WORK REQUIRED:
Write out the material below exactly, with no line missing.
(DATASET EXTRACT Opens)
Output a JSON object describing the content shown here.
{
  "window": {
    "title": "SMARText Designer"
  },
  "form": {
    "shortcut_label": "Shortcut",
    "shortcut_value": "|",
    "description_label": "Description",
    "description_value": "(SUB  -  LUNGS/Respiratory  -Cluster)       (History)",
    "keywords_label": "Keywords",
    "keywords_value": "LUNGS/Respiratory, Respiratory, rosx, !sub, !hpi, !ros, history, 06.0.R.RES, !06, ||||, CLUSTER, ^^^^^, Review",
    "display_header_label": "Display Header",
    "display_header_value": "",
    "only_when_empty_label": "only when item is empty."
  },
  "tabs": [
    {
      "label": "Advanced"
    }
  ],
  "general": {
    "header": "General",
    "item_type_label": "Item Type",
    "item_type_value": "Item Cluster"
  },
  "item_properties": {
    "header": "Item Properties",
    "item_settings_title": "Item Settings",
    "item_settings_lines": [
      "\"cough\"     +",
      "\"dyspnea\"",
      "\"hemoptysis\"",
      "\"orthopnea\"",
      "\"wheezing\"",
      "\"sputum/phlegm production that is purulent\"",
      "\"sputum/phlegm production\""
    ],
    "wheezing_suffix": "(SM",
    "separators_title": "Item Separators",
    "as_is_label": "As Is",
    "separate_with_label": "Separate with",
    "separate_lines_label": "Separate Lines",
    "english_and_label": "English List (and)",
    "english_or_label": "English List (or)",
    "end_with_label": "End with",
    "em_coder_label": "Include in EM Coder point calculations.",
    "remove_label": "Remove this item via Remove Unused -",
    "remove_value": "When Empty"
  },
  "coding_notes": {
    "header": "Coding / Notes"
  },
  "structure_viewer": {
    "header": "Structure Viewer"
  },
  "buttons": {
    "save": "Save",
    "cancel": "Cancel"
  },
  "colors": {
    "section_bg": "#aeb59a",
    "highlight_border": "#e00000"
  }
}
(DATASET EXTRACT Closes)
WRITTEN REPLY:
Output a JSON object describing the content shown here.
{
  "window": {
    "title": "SMARText Designer"
  },
  "form": {
    "shortcut_label": "Shortcut",
    "shortcut_value": "|",
    "description_label": "Description",
    "description_value": "(SUB  -  LUNGS/Respiratory  -Cluster)       (History)",
    "keywords_label": "Keywords",
    "keywords_value": "LUNGS/Respiratory, Respiratory, rosx, !sub, !hpi, !ros, history, 06.0.R.RES, !06, ||||, CLUSTER, ^^^^^, Review",
    "display_header_label": "Display Header",
    "display_header_value": "",
    "only_when_empty_label": "only when item is empty."
  },
  "tabs": [
    {
      "label": "Advanced"
    }
  ],
  "general": {
    "header": "General",
    "item_type_label": "Item Type",
    "item_type_value": "Item Cluster"
  },
  "item_properties": {
    "header": "Item Properties",
    "item_settings_title": "Item Settings",
    "item_settings_lines": [
      "\"cough\"     +",
      "\"dyspnea\"",
      "\"hemoptysis\"",
      "\"orthopnea\"",
      "\"wheezing\"",
      "\"sputum/phlegm production that is purulent\"",
      "\"sputum/phlegm production\""
    ],
    "wheezing_suffix": "(SM",
    "separators_title": "Item Separators",
    "as_is_label": "As Is",
    "separate_with_label": "Separate with",
    "separate_lines_label": "Separate Lines",
    "english_and_label": "English List (and)",
    "english_or_label": "English List (or)",
    "end_with_label": "End with",
    "em_coder_label": "Include in EM Coder point calculations.",
    "remove_label": "Remove this item via Remove Unused -",
    "remove_value": "When Empty"
  },
  "coding_notes": {
    "header": "Coding / Notes"
  },
  "structure_viewer": {
    "header": "Structure Viewer"
  },
  "buttons": {
    "save": "Save",
    "cancel": "Cancel"
  },
  "colors": {
    "section_bg": "#aeb59a",
    "highlight_border": "#e00000"
  }
}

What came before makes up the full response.